Gillispie himself has said, "We're not going to play any particular style just for style's sake. We'll do the things that allow us the best chance to win." From looking at the pace he has played for the last few years at two different universities, it is hard to conclude that "uptempo" in any way describes the game he coaches. Only one time in the last 4 years has he played the game on average at a pace as fast as UK did this year.
Gillispie has essentially said that the kind of players he has will dictate the pace of play, and if you look at his 2004 UTEP team, you will see that they put up some big numbers offensively - three times scoring over 100 and another three times hanging at least 90 on their opponents.
But at TAMU, it is clear that Billy found a much slower style necessary. However, even this year, where TAMU's pace, on average, was slower than UK's, you will find games that TAMU played at a very high pace, such as vs. Texas, Colorado, Grambling and Missouri. Interestingly enough, TAMU won every one of its games played at 68 possessions or higher.
So what does all this say about the new UK coach? Well, to me it says his teams seem to be successful playing at almost any pace. However, when I see teams gravitate to to numbers like TAMU or UK, it tells me that pushing the pace isn't something they will generally try to do. Instead, they will allow the other team to push the pace. This stands in stark contrast to North Carolina, who played only six games all year at a pace of 66 possessions or below and relentlessly tried to push the pace in every game they played.
Billy Gillispie also tends to coach tenacious man-to-man defense, which will tend to slow down any game. It's harder to push the pace against a good man-to-man than it is against zone, because it takes longer to get an open look.
Conveniently enough, Jerry Tipton has an article in today's Herald-Leader taking a look at Gillispie's style. He also looks at Pomeroy's numbers, and quotes Gillispie thus:
"I'd like to pressure full-court man-to-man," he said. "I love to run on every single opportunity (off opponents') misses and makes. I like to cause transition points with defense."
At a pep rally prior to his introductory news conference, Gillispie told fans he wanted Kentucky to take the initiative.
"We're going to be the aggressor on everything," he said. "... We're going to play as fast and hard as we can."

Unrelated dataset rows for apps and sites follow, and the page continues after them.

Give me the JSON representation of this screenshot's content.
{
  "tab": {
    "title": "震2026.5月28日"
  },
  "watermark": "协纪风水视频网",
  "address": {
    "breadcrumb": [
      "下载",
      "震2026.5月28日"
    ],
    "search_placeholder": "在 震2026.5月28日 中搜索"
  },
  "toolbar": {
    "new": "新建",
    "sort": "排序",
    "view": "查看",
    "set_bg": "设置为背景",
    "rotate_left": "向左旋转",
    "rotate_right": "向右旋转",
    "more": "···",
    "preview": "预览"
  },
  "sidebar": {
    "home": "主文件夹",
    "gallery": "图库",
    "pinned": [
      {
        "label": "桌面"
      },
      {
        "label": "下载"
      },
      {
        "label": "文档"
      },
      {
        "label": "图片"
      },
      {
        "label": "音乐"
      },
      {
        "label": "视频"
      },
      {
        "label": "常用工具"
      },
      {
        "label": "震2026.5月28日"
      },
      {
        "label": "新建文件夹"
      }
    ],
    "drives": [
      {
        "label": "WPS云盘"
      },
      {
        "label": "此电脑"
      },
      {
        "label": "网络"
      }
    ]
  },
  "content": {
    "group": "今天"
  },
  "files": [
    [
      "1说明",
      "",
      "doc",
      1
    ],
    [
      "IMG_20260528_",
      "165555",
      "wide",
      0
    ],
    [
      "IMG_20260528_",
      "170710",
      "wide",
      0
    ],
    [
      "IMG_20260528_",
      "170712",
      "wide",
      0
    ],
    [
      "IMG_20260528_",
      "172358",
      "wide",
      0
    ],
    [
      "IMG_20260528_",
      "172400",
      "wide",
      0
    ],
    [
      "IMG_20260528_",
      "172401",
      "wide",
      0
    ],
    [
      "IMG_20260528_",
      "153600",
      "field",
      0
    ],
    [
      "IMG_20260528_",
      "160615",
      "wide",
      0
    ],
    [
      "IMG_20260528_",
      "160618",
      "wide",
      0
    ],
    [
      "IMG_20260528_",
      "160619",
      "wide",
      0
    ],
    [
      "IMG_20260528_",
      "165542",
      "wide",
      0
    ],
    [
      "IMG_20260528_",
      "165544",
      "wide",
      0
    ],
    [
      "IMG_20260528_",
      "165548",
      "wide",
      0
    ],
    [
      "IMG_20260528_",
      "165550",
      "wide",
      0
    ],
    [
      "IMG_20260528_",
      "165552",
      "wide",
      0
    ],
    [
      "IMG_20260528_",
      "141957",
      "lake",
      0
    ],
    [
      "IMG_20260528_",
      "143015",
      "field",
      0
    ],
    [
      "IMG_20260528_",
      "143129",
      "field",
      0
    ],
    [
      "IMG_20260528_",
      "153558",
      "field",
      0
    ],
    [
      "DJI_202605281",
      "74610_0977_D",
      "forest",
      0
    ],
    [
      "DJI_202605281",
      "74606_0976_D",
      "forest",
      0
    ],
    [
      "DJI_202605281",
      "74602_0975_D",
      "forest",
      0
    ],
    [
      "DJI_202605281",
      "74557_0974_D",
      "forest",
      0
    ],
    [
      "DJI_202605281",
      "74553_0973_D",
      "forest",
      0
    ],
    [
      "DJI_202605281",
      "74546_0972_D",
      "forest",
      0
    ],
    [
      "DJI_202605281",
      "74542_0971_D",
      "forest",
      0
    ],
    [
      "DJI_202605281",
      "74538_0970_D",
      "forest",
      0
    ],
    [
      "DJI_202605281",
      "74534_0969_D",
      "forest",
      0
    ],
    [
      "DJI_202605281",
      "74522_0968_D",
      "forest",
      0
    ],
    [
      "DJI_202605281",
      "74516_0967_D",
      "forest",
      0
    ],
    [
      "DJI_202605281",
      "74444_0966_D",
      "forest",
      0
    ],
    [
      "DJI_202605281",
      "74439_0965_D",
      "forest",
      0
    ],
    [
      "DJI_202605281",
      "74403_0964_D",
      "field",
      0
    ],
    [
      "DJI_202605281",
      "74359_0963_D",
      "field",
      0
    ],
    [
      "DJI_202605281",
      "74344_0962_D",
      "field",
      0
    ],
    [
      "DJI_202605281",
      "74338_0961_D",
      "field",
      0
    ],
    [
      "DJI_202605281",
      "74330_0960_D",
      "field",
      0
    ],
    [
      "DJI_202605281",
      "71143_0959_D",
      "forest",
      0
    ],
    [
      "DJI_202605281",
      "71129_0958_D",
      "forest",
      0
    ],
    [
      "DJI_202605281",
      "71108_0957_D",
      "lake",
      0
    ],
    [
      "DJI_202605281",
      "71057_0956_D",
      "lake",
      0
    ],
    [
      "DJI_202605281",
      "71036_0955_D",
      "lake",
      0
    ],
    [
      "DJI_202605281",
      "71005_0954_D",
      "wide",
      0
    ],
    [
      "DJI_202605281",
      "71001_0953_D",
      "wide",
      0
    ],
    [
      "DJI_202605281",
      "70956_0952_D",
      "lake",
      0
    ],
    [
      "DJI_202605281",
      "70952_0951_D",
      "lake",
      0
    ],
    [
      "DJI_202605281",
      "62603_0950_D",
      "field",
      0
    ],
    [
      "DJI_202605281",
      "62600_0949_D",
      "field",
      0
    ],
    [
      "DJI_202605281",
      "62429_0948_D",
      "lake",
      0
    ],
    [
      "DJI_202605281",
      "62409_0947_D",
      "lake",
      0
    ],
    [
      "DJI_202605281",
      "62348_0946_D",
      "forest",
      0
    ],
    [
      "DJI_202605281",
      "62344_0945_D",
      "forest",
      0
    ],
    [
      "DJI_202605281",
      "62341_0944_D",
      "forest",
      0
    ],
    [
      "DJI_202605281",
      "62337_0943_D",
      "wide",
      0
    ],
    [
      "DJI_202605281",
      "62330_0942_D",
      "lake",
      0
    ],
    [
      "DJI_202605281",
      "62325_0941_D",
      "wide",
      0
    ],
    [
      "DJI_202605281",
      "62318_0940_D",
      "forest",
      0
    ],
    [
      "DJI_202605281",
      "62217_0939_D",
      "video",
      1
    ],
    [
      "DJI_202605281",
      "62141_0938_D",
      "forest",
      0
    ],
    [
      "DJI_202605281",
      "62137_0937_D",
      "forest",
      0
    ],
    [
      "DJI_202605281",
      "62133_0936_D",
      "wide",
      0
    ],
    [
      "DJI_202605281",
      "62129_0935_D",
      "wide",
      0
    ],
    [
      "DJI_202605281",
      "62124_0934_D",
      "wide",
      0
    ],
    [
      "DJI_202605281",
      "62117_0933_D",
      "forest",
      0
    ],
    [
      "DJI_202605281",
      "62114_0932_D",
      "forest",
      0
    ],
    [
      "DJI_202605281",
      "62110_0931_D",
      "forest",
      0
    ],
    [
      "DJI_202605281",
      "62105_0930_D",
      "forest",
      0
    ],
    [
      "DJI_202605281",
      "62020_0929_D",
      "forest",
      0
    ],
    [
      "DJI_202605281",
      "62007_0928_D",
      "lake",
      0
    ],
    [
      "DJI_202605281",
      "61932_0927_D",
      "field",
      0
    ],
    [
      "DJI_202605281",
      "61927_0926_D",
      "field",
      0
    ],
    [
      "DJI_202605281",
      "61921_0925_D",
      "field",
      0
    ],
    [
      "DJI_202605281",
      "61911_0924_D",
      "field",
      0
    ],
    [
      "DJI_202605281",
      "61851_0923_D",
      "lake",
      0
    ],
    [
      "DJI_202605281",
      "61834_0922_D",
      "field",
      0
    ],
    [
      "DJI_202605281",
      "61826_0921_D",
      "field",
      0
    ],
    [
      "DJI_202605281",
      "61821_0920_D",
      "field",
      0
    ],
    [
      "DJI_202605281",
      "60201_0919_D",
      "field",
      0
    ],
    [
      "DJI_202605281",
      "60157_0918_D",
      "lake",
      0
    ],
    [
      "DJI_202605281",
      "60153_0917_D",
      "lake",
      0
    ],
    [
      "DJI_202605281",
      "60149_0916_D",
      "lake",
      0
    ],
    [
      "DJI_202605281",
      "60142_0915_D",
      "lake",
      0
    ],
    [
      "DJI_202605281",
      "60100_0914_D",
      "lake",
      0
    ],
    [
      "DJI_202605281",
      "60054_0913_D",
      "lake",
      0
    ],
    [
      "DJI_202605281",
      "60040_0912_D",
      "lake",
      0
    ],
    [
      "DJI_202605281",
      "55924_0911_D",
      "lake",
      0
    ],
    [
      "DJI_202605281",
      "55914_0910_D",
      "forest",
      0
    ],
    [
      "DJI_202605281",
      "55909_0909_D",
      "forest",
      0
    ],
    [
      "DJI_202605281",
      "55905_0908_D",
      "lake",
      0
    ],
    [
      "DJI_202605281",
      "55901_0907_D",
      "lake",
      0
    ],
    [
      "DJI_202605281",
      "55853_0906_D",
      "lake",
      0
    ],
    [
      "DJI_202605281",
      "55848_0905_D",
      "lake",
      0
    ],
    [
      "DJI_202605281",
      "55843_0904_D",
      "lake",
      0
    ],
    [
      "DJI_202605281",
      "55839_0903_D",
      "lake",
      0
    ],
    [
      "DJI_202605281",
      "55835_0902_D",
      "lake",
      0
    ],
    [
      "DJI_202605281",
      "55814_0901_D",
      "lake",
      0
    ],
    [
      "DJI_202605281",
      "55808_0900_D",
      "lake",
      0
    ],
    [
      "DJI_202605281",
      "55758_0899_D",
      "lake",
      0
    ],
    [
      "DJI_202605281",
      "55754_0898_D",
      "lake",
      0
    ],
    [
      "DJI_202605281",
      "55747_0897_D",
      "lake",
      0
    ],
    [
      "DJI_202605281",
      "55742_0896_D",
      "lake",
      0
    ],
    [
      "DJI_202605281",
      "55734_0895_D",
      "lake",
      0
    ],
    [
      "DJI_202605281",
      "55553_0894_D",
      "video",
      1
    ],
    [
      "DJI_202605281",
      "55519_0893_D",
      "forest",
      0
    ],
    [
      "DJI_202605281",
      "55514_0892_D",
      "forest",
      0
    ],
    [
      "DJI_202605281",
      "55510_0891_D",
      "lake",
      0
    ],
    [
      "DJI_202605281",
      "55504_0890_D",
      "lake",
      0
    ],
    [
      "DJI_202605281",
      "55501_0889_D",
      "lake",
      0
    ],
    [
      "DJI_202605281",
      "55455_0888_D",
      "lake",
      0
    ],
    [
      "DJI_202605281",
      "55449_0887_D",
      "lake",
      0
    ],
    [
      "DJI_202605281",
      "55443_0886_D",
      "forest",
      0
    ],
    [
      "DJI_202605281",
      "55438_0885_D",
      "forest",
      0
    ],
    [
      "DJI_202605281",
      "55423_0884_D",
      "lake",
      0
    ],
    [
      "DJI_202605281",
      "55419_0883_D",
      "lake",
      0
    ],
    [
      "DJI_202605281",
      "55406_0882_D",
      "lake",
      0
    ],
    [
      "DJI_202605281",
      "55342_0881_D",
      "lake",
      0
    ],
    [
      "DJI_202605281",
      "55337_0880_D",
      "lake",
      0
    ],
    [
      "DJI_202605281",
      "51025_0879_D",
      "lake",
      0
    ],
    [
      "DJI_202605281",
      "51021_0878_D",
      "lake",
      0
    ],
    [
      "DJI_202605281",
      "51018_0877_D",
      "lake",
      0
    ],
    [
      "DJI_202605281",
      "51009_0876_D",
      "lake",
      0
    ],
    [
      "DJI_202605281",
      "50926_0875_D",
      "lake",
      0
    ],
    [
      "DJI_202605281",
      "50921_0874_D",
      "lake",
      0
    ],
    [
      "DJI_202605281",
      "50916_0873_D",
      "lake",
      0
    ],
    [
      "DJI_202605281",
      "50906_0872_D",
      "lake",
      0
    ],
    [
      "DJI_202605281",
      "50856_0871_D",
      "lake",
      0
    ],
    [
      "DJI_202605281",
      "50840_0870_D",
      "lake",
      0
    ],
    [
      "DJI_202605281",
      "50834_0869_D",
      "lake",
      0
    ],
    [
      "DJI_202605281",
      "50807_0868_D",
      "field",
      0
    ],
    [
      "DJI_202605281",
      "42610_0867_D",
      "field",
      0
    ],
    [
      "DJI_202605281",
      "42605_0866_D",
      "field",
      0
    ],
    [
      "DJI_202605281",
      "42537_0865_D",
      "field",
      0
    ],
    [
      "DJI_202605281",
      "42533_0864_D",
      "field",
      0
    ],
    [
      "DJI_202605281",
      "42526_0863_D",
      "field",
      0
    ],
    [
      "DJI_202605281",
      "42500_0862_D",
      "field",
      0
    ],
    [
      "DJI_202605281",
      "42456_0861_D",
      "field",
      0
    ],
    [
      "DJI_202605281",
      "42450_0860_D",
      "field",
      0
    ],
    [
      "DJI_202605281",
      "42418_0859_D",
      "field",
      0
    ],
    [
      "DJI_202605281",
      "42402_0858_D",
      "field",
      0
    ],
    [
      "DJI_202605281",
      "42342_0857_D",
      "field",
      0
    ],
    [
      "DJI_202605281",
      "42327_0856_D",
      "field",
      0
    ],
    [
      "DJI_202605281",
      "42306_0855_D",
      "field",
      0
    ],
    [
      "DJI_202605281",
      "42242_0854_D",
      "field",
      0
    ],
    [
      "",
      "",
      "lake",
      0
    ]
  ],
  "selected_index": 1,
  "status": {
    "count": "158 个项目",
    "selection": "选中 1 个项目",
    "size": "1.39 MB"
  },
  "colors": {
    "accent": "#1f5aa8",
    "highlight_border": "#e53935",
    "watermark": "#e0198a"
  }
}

So what can we expect from a Gillispie-coached UK team, pacewise? I'm not really sure. I am inclined to take him at his word, but I'm not really sure what that means for the Kentucky team that will take the floor of Rupp arena next November. But I do know this - if the past is a reliable indicator, those who were hoping for a return of the press-and-shoot days of Rick Pitino are likely to be disappointed.